*TASK GOAL*
Once the pictures have been set aside, copy every remaining entry exactly.

START MATERIAL FOR THIS TASK

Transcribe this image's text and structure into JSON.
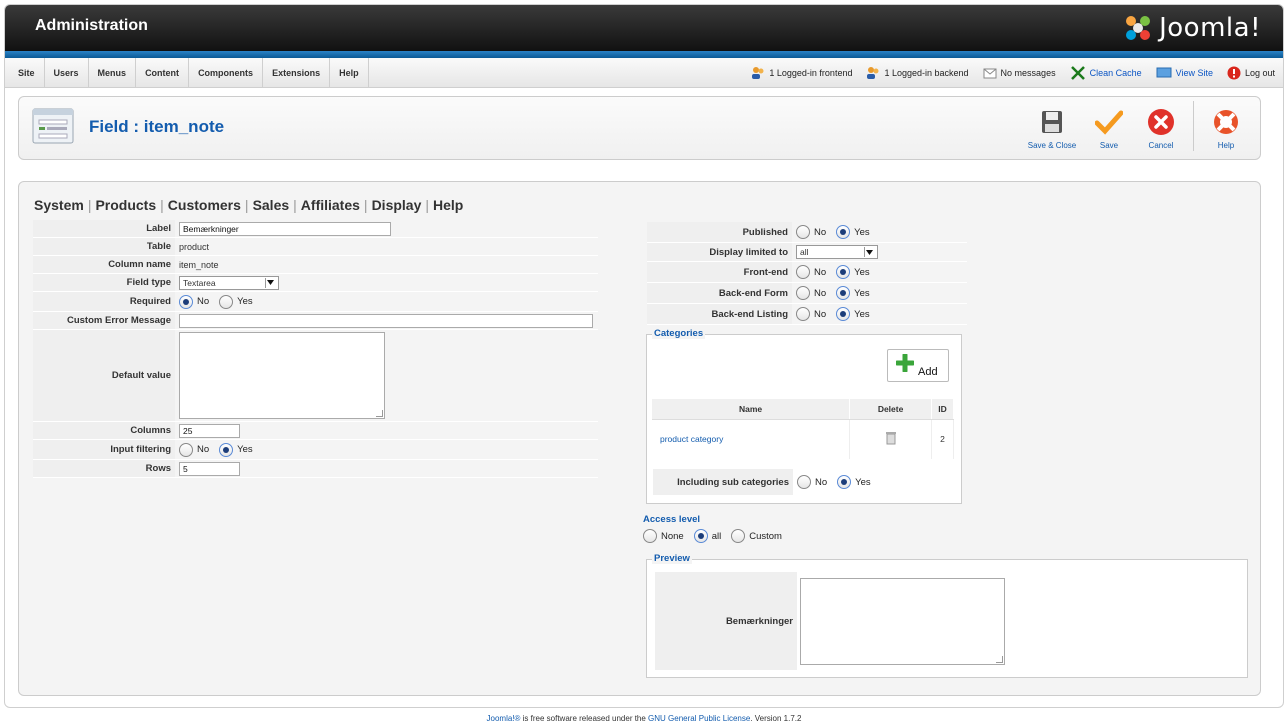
{
  "header": {
    "title": "Administration",
    "logo_text": "Joomla!"
  },
  "menu": [
    "Site",
    "Users",
    "Menus",
    "Content",
    "Components",
    "Extensions",
    "Help"
  ],
  "status": {
    "frontend": "1 Logged-in frontend",
    "backend": "1 Logged-in backend",
    "messages": "No messages",
    "clean_cache": "Clean Cache",
    "view_site": "View Site",
    "logout": "Log out"
  },
  "toolbar": {
    "page_title": "Field : item_note",
    "save_close": "Save & Close",
    "save": "Save",
    "cancel": "Cancel",
    "help": "Help"
  },
  "tabs": [
    "System",
    "Products",
    "Customers",
    "Sales",
    "Affiliates",
    "Display",
    "Help"
  ],
  "form": {
    "label_label": "Label",
    "label_value": "Bemærkninger",
    "table_label": "Table",
    "table_value": "product",
    "column_label": "Column name",
    "column_value": "item_note",
    "fieldtype_label": "Field type",
    "fieldtype_value": "Textarea",
    "required_label": "Required",
    "error_label": "Custom Error Message",
    "error_value": "",
    "default_label": "Default value",
    "columns_label": "Columns",
    "columns_value": "25",
    "filter_label": "Input filtering",
    "rows_label": "Rows",
    "rows_value": "5",
    "no": "No",
    "yes": "Yes"
  },
  "right": {
    "published_label": "Published",
    "limited_label": "Display limited to",
    "limited_value": "all",
    "frontend_label": "Front-end",
    "backend_form_label": "Back-end Form",
    "backend_listing_label": "Back-end Listing",
    "categories_legend": "Categories",
    "add_label": "Add",
    "col_name": "Name",
    "col_delete": "Delete",
    "col_id": "ID",
    "cat_name": "product category",
    "cat_id": "2",
    "include_sub_label": "Including sub categories"
  },
  "access": {
    "title": "Access level",
    "none": "None",
    "all": "all",
    "custom": "Custom"
  },
  "preview": {
    "legend": "Preview",
    "label": "Bemærkninger"
  },
  "footer": {
    "brand": "Joomla!®",
    "text": " is free software released under the ",
    "license": "GNU General Public License",
    "version": ".    Version 1.7.2"
  },
  "colors": {
    "accent": "#135cae",
    "blue_bar": "#1f73b6"
  }
}
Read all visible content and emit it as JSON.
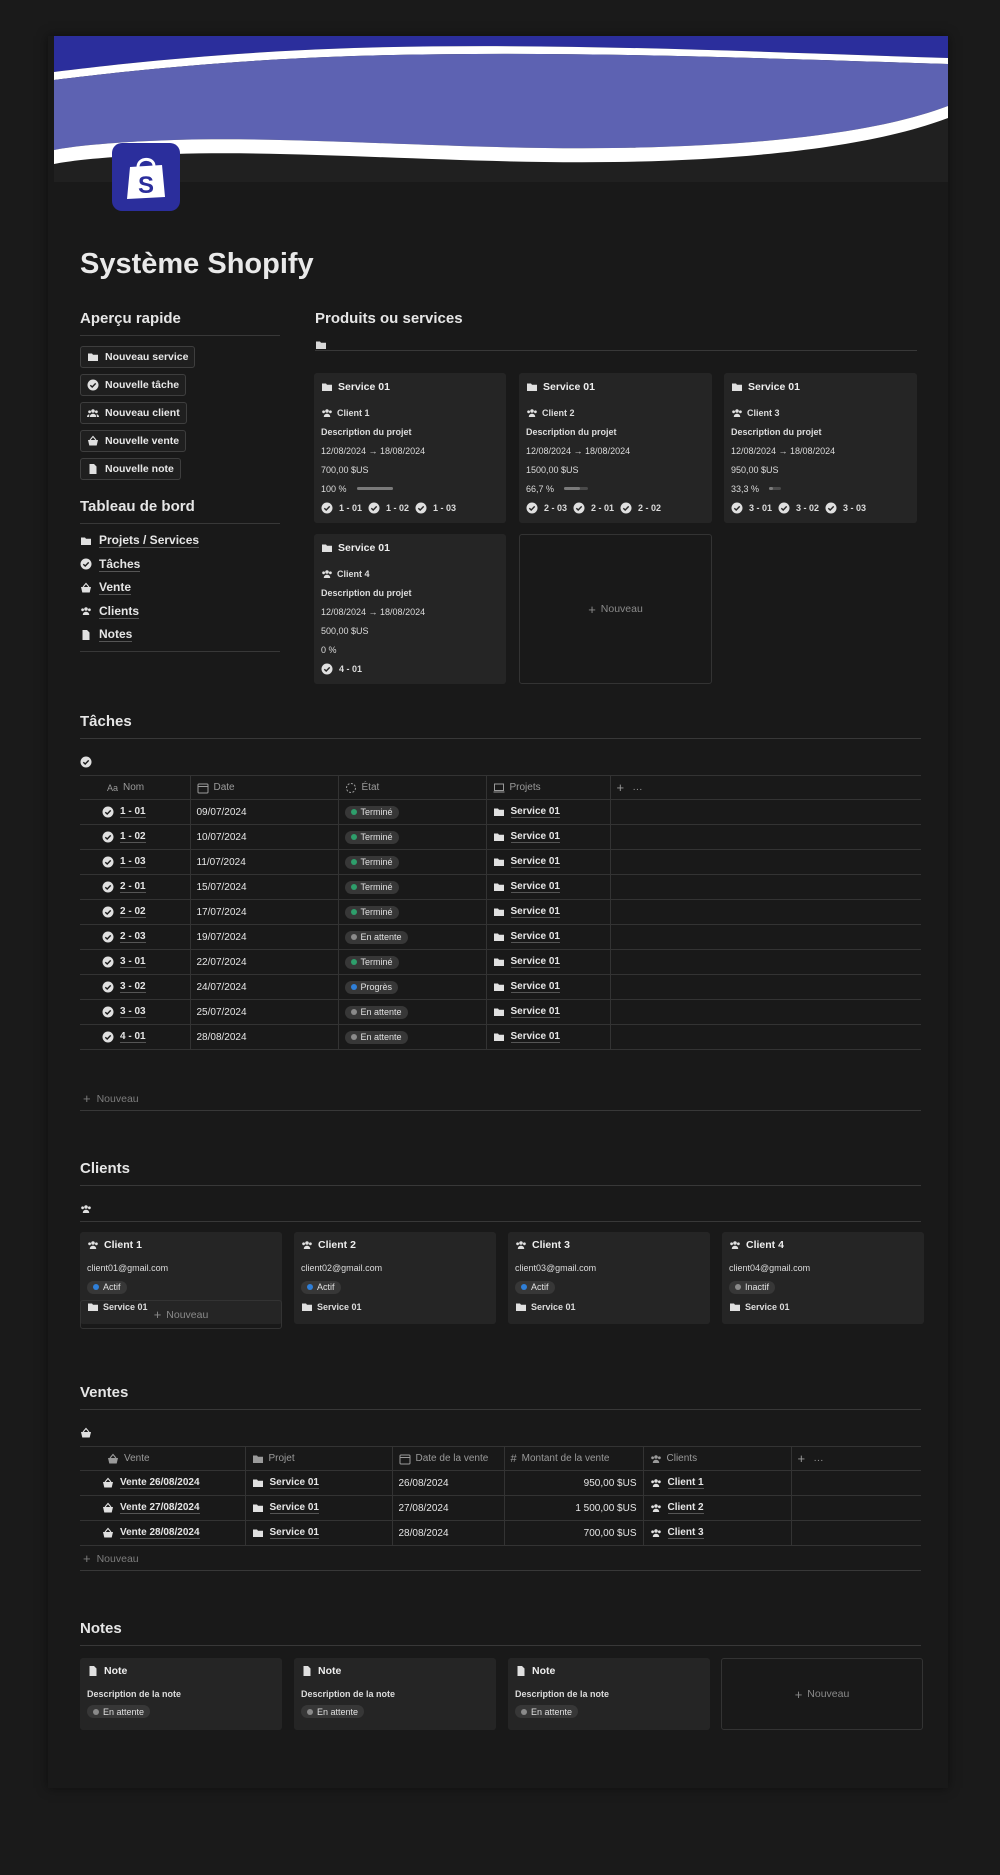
{
  "page": {
    "title": "Système Shopify"
  },
  "quick": {
    "heading": "Aperçu rapide",
    "buttons": [
      "Nouveau service",
      "Nouvelle tâche",
      "Nouveau client",
      "Nouvelle vente",
      "Nouvelle note"
    ]
  },
  "dashboard": {
    "heading": "Tableau de bord",
    "items": [
      "Projets / Services",
      "Tâches",
      "Vente",
      "Clients",
      "Notes"
    ]
  },
  "products": {
    "heading": "Produits ou services",
    "new_label": "Nouveau",
    "cards": [
      {
        "title": "Service 01",
        "client": "Client 1",
        "description": "Description du projet",
        "dates": "12/08/2024 → 18/08/2024",
        "amount": "700,00 $US",
        "progress_label": "100 %",
        "progress": 1.0,
        "tasks": [
          "1 - 01",
          "1 - 02",
          "1 - 03"
        ]
      },
      {
        "title": "Service 01",
        "client": "Client 2",
        "description": "Description du projet",
        "dates": "12/08/2024 → 18/08/2024",
        "amount": "1500,00 $US",
        "progress_label": "66,7 %",
        "progress": 0.667,
        "tasks": [
          "2 - 03",
          "2 - 01",
          "2 - 02"
        ]
      },
      {
        "title": "Service 01",
        "client": "Client 3",
        "description": "Description du projet",
        "dates": "12/08/2024 → 18/08/2024",
        "amount": "950,00 $US",
        "progress_label": "33,3 %",
        "progress": 0.333,
        "tasks": [
          "3 - 01",
          "3 - 02",
          "3 - 03"
        ]
      },
      {
        "title": "Service 01",
        "client": "Client 4",
        "description": "Description du projet",
        "dates": "12/08/2024 → 18/08/2024",
        "amount": "500,00 $US",
        "progress_label": "0 %",
        "progress": 0,
        "tasks": [
          "4 - 01"
        ]
      }
    ]
  },
  "tasks": {
    "heading": "Tâches",
    "columns": [
      "Nom",
      "Date",
      "État",
      "Projets"
    ],
    "new_label": "Nouveau",
    "rows": [
      {
        "name": "1 - 01",
        "date": "09/07/2024",
        "status": "Terminé",
        "status_color": "#2e9e6b",
        "project": "Service 01"
      },
      {
        "name": "1 - 02",
        "date": "10/07/2024",
        "status": "Terminé",
        "status_color": "#2e9e6b",
        "project": "Service 01"
      },
      {
        "name": "1 - 03",
        "date": "11/07/2024",
        "status": "Terminé",
        "status_color": "#2e9e6b",
        "project": "Service 01"
      },
      {
        "name": "2 - 01",
        "date": "15/07/2024",
        "status": "Terminé",
        "status_color": "#2e9e6b",
        "project": "Service 01"
      },
      {
        "name": "2 - 02",
        "date": "17/07/2024",
        "status": "Terminé",
        "status_color": "#2e9e6b",
        "project": "Service 01"
      },
      {
        "name": "2 - 03",
        "date": "19/07/2024",
        "status": "En attente",
        "status_color": "#8a8a8a",
        "project": "Service 01"
      },
      {
        "name": "3 - 01",
        "date": "22/07/2024",
        "status": "Terminé",
        "status_color": "#2e9e6b",
        "project": "Service 01"
      },
      {
        "name": "3 - 02",
        "date": "24/07/2024",
        "status": "Progrès",
        "status_color": "#2f7fd8",
        "project": "Service 01"
      },
      {
        "name": "3 - 03",
        "date": "25/07/2024",
        "status": "En attente",
        "status_color": "#8a8a8a",
        "project": "Service 01"
      },
      {
        "name": "4 - 01",
        "date": "28/08/2024",
        "status": "En attente",
        "status_color": "#8a8a8a",
        "project": "Service 01"
      }
    ]
  },
  "clients": {
    "heading": "Clients",
    "new_label": "Nouveau",
    "cards": [
      {
        "name": "Client 1",
        "email": "client01@gmail.com",
        "status": "Actif",
        "status_color": "#2f7fd8",
        "project": "Service 01"
      },
      {
        "name": "Client 2",
        "email": "client02@gmail.com",
        "status": "Actif",
        "status_color": "#2f7fd8",
        "project": "Service 01"
      },
      {
        "name": "Client 3",
        "email": "client03@gmail.com",
        "status": "Actif",
        "status_color": "#2f7fd8",
        "project": "Service 01"
      },
      {
        "name": "Client 4",
        "email": "client04@gmail.com",
        "status": "Inactif",
        "status_color": "#8a8a8a",
        "project": "Service 01"
      }
    ]
  },
  "sales": {
    "heading": "Ventes",
    "columns": [
      "Vente",
      "Projet",
      "Date de la vente",
      "Montant de la vente",
      "Clients"
    ],
    "new_label": "Nouveau",
    "rows": [
      {
        "name": "Vente 26/08/2024",
        "project": "Service 01",
        "date": "26/08/2024",
        "amount": "950,00 $US",
        "client": "Client 1"
      },
      {
        "name": "Vente 27/08/2024",
        "project": "Service 01",
        "date": "27/08/2024",
        "amount": "1 500,00 $US",
        "client": "Client 2"
      },
      {
        "name": "Vente 28/08/2024",
        "project": "Service 01",
        "date": "28/08/2024",
        "amount": "700,00 $US",
        "client": "Client 3"
      }
    ]
  },
  "notes": {
    "heading": "Notes",
    "new_label": "Nouveau",
    "cards": [
      {
        "title": "Note",
        "description": "Description de la note",
        "status": "En attente"
      },
      {
        "title": "Note",
        "description": "Description de la note",
        "status": "En attente"
      },
      {
        "title": "Note",
        "description": "Description de la note",
        "status": "En attente"
      }
    ]
  },
  "colors": {
    "banner_dark": "#2b2e9c",
    "banner_light": "#5d62b2",
    "logo_bg": "#2b2e9c"
  }
}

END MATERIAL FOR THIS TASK

*RESULT OF THIS EXERCISE*
Transcribe this image's text and structure into JSON.
{
  "header": {
    "title": "Administration",
    "logo_text": "Joomla!"
  },
  "menu": [
    "Site",
    "Users",
    "Menus",
    "Content",
    "Components",
    "Extensions",
    "Help"
  ],
  "status": {
    "frontend": "1 Logged-in frontend",
    "backend": "1 Logged-in backend",
    "messages": "No messages",
    "clean_cache": "Clean Cache",
    "view_site": "View Site",
    "logout": "Log out"
  },
  "toolbar": {
    "page_title": "Field : item_note",
    "save_close": "Save & Close",
    "save": "Save",
    "cancel": "Cancel",
    "help": "Help"
  },
  "tabs": [
    "System",
    "Products",
    "Customers",
    "Sales",
    "Affiliates",
    "Display",
    "Help"
  ],
  "form": {
    "label_label": "Label",
    "label_value": "Bemærkninger",
    "table_label": "Table",
    "table_value": "product",
    "column_label": "Column name",
    "column_value": "item_note",
    "fieldtype_label": "Field type",
    "fieldtype_value": "Textarea",
    "required_label": "Required",
    "error_label": "Custom Error Message",
    "error_value": "",
    "default_label": "Default value",
    "columns_label": "Columns",
    "columns_value": "25",
    "filter_label": "Input filtering",
    "rows_label": "Rows",
    "rows_value": "5",
    "no": "No",
    "yes": "Yes"
  },
  "right": {
    "published_label": "Published",
    "limited_label": "Display limited to",
    "limited_value": "all",
    "frontend_label": "Front-end",
    "backend_form_label": "Back-end Form",
    "backend_listing_label": "Back-end Listing",
    "categories_legend": "Categories",
    "add_label": "Add",
    "col_name": "Name",
    "col_delete": "Delete",
    "col_id": "ID",
    "cat_name": "product category",
    "cat_id": "2",
    "include_sub_label": "Including sub categories"
  },
  "access": {
    "title": "Access level",
    "none": "None",
    "all": "all",
    "custom": "Custom"
  },
  "preview": {
    "legend": "Preview",
    "label": "Bemærkninger"
  },
  "footer": {
    "brand": "Joomla!®",
    "text": " is free software released under the ",
    "license": "GNU General Public License",
    "version": ".    Version 1.7.2"
  },
  "colors": {
    "accent": "#135cae",
    "blue_bar": "#1f73b6"
  }
}
Read all visible content and emit it as JSON.
{
  "page": {
    "title": "Système Shopify"
  },
  "quick": {
    "heading": "Aperçu rapide",
    "buttons": [
      "Nouveau service",
      "Nouvelle tâche",
      "Nouveau client",
      "Nouvelle vente",
      "Nouvelle note"
    ]
  },
  "dashboard": {
    "heading": "Tableau de bord",
    "items": [
      "Projets / Services",
      "Tâches",
      "Vente",
      "Clients",
      "Notes"
    ]
  },
  "products": {
    "heading": "Produits ou services",
    "new_label": "Nouveau",
    "cards": [
      {
        "title": "Service 01",
        "client": "Client 1",
        "description": "Description du projet",
        "dates": "12/08/2024 → 18/08/2024",
        "amount": "700,00 $US",
        "progress_label": "100 %",
        "progress": 1.0,
        "tasks": [
          "1 - 01",
          "1 - 02",
          "1 - 03"
        ]
      },
      {
        "title": "Service 01",
        "client": "Client 2",
        "description": "Description du projet",
        "dates": "12/08/2024 → 18/08/2024",
        "amount": "1500,00 $US",
        "progress_label": "66,7 %",
        "progress": 0.667,
        "tasks": [
          "2 - 03",
          "2 - 01",
          "2 - 02"
        ]
      },
      {
        "title": "Service 01",
        "client": "Client 3",
        "description": "Description du projet",
        "dates": "12/08/2024 → 18/08/2024",
        "amount": "950,00 $US",
        "progress_label": "33,3 %",
        "progress": 0.333,
        "tasks": [
          "3 - 01",
          "3 - 02",
          "3 - 03"
        ]
      },
      {
        "title": "Service 01",
        "client": "Client 4",
        "description": "Description du projet",
        "dates": "12/08/2024 → 18/08/2024",
        "amount": "500,00 $US",
        "progress_label": "0 %",
        "progress": 0,
        "tasks": [
          "4 - 01"
        ]
      }
    ]
  },
  "tasks": {
    "heading": "Tâches",
    "columns": [
      "Nom",
      "Date",
      "État",
      "Projets"
    ],
    "new_label": "Nouveau",
    "rows": [
      {
        "name": "1 - 01",
        "date": "09/07/2024",
        "status": "Terminé",
        "status_color": "#2e9e6b",
        "project": "Service 01"
      },
      {
        "name": "1 - 02",
        "date": "10/07/2024",
        "status": "Terminé",
        "status_color": "#2e9e6b",
        "project": "Service 01"
      },
      {
        "name": "1 - 03",
        "date": "11/07/2024",
        "status": "Terminé",
        "status_color": "#2e9e6b",
        "project": "Service 01"
      },
      {
        "name": "2 - 01",
        "date": "15/07/2024",
        "status": "Terminé",
        "status_color": "#2e9e6b",
        "project": "Service 01"
      },
      {
        "name": "2 - 02",
        "date": "17/07/2024",
        "status": "Terminé",
        "status_color": "#2e9e6b",
        "project": "Service 01"
      },
      {
        "name": "2 - 03",
        "date": "19/07/2024",
        "status": "En attente",
        "status_color": "#8a8a8a",
        "project": "Service 01"
      },
      {
        "name": "3 - 01",
        "date": "22/07/2024",
        "status": "Terminé",
        "status_color": "#2e9e6b",
        "project": "Service 01"
      },
      {
        "name": "3 - 02",
        "date": "24/07/2024",
        "status": "Progrès",
        "status_color": "#2f7fd8",
        "project": "Service 01"
      },
      {
        "name": "3 - 03",
        "date": "25/07/2024",
        "status": "En attente",
        "status_color": "#8a8a8a",
        "project": "Service 01"
      },
      {
        "name": "4 - 01",
        "date": "28/08/2024",
        "status": "En attente",
        "status_color": "#8a8a8a",
        "project": "Service 01"
      }
    ]
  },
  "clients": {
    "heading": "Clients",
    "new_label": "Nouveau",
    "cards": [
      {
        "name": "Client 1",
        "email": "client01@gmail.com",
        "status": "Actif",
        "status_color": "#2f7fd8",
        "project": "Service 01"
      },
      {
        "name": "Client 2",
        "email": "client02@gmail.com",
        "status": "Actif",
        "status_color": "#2f7fd8",
        "project": "Service 01"
      },
      {
        "name": "Client 3",
        "email": "client03@gmail.com",
        "status": "Actif",
        "status_color": "#2f7fd8",
        "project": "Service 01"
      },
      {
        "name": "Client 4",
        "email": "client04@gmail.com",
        "status": "Inactif",
        "status_color": "#8a8a8a",
        "project": "Service 01"
      }
    ]
  },
  "sales": {
    "heading": "Ventes",
    "columns": [
      "Vente",
      "Projet",
      "Date de la vente",
      "Montant de la vente",
      "Clients"
    ],
    "new_label": "Nouveau",
    "rows": [
      {
        "name": "Vente 26/08/2024",
        "project": "Service 01",
        "date": "26/08/2024",
        "amount": "950,00 $US",
        "client": "Client 1"
      },
      {
        "name": "Vente 27/08/2024",
        "project": "Service 01",
        "date": "27/08/2024",
        "amount": "1 500,00 $US",
        "client": "Client 2"
      },
      {
        "name": "Vente 28/08/2024",
        "project": "Service 01",
        "date": "28/08/2024",
        "amount": "700,00 $US",
        "client": "Client 3"
      }
    ]
  },
  "notes": {
    "heading": "Notes",
    "new_label": "Nouveau",
    "cards": [
      {
        "title": "Note",
        "description": "Description de la note",
        "status": "En attente"
      },
      {
        "title": "Note",
        "description": "Description de la note",
        "status": "En attente"
      },
      {
        "title": "Note",
        "description": "Description de la note",
        "status": "En attente"
      }
    ]
  },
  "colors": {
    "banner_dark": "#2b2e9c",
    "banner_light": "#5d62b2",
    "logo_bg": "#2b2e9c"
  }
}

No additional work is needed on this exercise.